The Pros and Cons of the Lottery

The lottery is a form of gambling in which a prize is awarded to the winner by drawing numbers. In the United States, state governments hold lotteries to raise funds for public projects. They also serve as a popular source of entertainment for residents. Some people have a strong preference for this type of gambling, while others view it as unethical. Ultimately, the decision to participate in a lottery is a personal choice that should be based on expected utility.

Despite their widespread popularity, there are a number of problems associated with the lottery. For one, it promotes gambling among the poor and other vulnerable groups. In addition, it encourages unhealthy habits and can lead to addiction. Furthermore, it is difficult to monitor and regulate the lottery because of its complexity and reliance on private contractors. Lastly, the centralized distribution of lottery proceeds makes it easy for corrupt officials to profit from it.

Making decisions and determining fates by casting lots has a long history, dating back to ancient times. However, lotteries for material gain are a relatively recent development. The first recorded use of a public lottery to distribute prize money was during the reign of Augustus Caesar for municipal repairs in Rome. Since then, governments have used lotteries to fund other projects such as roads and bridges.

In order for a lottery to be legal, it must meet certain minimum requirements. These include a mechanism for recording the identities of bettors and their stakes. It must also have a system for pooling the stakes and selecting winners. Some modern lotteries allow bettor to choose a series of numbers or symbols, while others use a random selection process. The latter method is generally preferred because it reduces the possibility of fraud and can increase the size of the prizes.

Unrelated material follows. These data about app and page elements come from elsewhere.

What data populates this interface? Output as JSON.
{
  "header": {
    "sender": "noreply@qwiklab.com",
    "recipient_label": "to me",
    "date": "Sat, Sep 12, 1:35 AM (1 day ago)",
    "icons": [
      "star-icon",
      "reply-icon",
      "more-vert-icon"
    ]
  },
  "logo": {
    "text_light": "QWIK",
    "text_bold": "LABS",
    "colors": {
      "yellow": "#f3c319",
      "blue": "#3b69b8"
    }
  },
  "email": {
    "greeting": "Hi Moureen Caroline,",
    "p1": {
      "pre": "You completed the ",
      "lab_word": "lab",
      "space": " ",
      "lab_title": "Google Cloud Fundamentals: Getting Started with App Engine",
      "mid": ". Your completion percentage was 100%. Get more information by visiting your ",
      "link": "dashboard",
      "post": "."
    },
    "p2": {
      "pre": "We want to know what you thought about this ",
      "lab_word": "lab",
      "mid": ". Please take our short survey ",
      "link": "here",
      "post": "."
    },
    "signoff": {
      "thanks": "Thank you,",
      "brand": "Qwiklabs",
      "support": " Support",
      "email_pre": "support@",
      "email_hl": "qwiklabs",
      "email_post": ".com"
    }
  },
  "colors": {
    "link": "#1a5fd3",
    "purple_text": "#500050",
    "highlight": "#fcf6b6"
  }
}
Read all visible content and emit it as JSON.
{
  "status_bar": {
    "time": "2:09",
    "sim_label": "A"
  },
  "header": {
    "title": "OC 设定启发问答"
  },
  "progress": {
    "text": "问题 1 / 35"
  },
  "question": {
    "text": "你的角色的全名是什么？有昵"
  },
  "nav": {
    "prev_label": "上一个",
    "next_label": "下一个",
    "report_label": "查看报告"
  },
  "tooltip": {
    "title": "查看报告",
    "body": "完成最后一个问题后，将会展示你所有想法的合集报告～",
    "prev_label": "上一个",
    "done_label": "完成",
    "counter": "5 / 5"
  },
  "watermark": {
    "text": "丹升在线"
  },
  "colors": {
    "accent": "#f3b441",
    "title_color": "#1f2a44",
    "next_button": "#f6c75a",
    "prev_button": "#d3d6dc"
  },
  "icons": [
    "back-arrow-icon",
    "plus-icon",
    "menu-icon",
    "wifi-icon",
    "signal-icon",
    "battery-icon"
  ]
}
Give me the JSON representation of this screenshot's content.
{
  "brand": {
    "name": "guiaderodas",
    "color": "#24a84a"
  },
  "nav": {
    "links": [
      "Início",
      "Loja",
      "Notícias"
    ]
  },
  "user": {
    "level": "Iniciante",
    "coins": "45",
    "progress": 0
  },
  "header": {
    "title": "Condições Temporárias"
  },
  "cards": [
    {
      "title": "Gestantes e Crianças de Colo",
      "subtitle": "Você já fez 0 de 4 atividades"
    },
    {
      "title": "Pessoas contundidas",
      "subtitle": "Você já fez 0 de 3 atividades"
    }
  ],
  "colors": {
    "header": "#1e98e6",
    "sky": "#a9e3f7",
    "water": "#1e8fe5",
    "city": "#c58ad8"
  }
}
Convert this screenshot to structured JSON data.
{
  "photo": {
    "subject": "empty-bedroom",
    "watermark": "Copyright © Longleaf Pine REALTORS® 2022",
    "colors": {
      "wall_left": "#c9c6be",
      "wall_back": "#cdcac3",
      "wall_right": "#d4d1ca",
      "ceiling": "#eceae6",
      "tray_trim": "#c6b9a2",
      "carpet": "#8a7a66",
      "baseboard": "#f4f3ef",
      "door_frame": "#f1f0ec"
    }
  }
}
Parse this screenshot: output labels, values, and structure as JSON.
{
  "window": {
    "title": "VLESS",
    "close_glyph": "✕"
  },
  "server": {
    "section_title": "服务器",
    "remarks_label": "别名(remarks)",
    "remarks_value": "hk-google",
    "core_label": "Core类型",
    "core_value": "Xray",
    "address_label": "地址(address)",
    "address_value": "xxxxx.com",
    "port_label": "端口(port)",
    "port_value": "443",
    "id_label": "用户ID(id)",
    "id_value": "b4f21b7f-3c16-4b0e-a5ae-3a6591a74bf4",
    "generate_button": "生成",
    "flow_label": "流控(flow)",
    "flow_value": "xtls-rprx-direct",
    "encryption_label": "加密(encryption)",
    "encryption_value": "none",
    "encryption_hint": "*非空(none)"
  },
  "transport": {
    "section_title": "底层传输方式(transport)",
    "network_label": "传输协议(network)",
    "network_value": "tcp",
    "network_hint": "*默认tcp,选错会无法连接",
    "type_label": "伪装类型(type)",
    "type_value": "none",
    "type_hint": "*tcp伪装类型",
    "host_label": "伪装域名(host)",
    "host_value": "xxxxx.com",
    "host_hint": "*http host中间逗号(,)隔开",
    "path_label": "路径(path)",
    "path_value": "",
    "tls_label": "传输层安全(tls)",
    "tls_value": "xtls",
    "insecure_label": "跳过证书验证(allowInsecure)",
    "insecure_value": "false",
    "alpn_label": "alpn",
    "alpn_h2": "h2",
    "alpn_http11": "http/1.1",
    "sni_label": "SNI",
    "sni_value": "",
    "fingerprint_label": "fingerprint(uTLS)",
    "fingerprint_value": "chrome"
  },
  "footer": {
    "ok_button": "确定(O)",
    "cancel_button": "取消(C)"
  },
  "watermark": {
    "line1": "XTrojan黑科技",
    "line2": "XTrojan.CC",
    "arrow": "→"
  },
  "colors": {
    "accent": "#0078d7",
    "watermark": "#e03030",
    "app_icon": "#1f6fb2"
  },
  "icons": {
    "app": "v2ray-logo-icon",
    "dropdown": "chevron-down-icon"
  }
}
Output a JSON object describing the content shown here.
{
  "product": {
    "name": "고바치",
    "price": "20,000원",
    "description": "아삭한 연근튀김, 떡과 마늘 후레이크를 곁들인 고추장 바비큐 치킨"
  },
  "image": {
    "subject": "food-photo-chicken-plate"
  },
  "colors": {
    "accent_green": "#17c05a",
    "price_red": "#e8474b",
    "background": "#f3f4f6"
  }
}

A common method of making a profit from a lottery is by charging subscribers a subscription fee. In most cases, this fee is quite low and is a fraction of the total cost of the tickets. Some services even offer free accounts for users who only wish to play a single draw. In order to make a profit, a lottery service must be able to distinguish between regular and subscriber members.

There are some major flaws in the way most states run their lotteries. Many states establish a monopoly for themselves; designate a public agency or corporation to run the lotteries (instead of licensing a private firm in return for a share of the profits); start out with a modest number of relatively simple games; and, due to continual pressure for additional revenues, gradually expand their offerings.

Moreover, the majority of states advertise their lotteries to a narrow audience of potential players. These buyers tend to be lower-income, less educated, nonwhite and male, with some purchasing a ticket once or twice per year. This is at cross-purposes with the goal of maximizing lottery revenue, and it raises questions about whether a state should be promoting this kind of gambling.